§ Requirement
Every entry, exactly as given, must be retyped.

Entries from a dataset of interfaces:
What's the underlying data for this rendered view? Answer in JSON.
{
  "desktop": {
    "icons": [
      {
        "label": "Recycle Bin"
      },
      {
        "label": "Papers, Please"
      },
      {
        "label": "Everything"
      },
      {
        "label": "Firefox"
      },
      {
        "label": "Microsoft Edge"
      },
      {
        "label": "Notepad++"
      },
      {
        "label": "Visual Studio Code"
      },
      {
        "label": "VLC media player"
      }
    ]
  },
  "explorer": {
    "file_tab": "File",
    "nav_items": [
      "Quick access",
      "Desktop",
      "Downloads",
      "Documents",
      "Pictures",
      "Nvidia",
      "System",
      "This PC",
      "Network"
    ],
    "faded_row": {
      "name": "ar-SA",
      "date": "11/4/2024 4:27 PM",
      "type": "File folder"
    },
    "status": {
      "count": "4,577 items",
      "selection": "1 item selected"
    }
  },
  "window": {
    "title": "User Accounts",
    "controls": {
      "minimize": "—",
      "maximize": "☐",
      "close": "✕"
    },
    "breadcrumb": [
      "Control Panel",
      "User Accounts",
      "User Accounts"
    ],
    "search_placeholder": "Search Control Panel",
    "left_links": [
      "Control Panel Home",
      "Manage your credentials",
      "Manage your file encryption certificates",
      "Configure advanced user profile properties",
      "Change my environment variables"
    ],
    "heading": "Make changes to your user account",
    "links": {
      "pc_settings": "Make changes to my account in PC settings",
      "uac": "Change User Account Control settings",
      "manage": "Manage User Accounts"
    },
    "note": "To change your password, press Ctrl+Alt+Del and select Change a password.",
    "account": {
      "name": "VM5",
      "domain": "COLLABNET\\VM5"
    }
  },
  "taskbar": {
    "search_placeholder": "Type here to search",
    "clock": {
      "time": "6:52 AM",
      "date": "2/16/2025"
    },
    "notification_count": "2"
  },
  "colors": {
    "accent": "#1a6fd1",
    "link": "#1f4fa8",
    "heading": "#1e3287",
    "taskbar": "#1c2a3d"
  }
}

§ Exercise output
What's the underlying data for this rendered view? Answer in JSON.
{
  "desktop": {
    "icons": [
      {
        "label": "Recycle Bin"
      },
      {
        "label": "Papers, Please"
      },
      {
        "label": "Everything"
      },
      {
        "label": "Firefox"
      },
      {
        "label": "Microsoft Edge"
      },
      {
        "label": "Notepad++"
      },
      {
        "label": "Visual Studio Code"
      },
      {
        "label": "VLC media player"
      }
    ]
  },
  "explorer": {
    "file_tab": "File",
    "nav_items": [
      "Quick access",
      "Desktop",
      "Downloads",
      "Documents",
      "Pictures",
      "Nvidia",
      "System",
      "This PC",
      "Network"
    ],
    "faded_row": {
      "name": "ar-SA",
      "date": "11/4/2024 4:27 PM",
      "type": "File folder"
    },
    "status": {
      "count": "4,577 items",
      "selection": "1 item selected"
    }
  },
  "window": {
    "title": "User Accounts",
    "controls": {
      "minimize": "—",
      "maximize": "☐",
      "close": "✕"
    },
    "breadcrumb": [
      "Control Panel",
      "User Accounts",
      "User Accounts"
    ],
    "search_placeholder": "Search Control Panel",
    "left_links": [
      "Control Panel Home",
      "Manage your credentials",
      "Manage your file encryption certificates",
      "Configure advanced user profile properties",
      "Change my environment variables"
    ],
    "heading": "Make changes to your user account",
    "links": {
      "pc_settings": "Make changes to my account in PC settings",
      "uac": "Change User Account Control settings",
      "manage": "Manage User Accounts"
    },
    "note": "To change your password, press Ctrl+Alt+Del and select Change a password.",
    "account": {
      "name": "VM5",
      "domain": "COLLABNET\\VM5"
    }
  },
  "taskbar": {
    "search_placeholder": "Type here to search",
    "clock": {
      "time": "6:52 AM",
      "date": "2/16/2025"
    },
    "notification_count": "2"
  },
  "colors": {
    "accent": "#1a6fd1",
    "link": "#1f4fa8",
    "heading": "#1e3287",
    "taskbar": "#1c2a3d"
  }
}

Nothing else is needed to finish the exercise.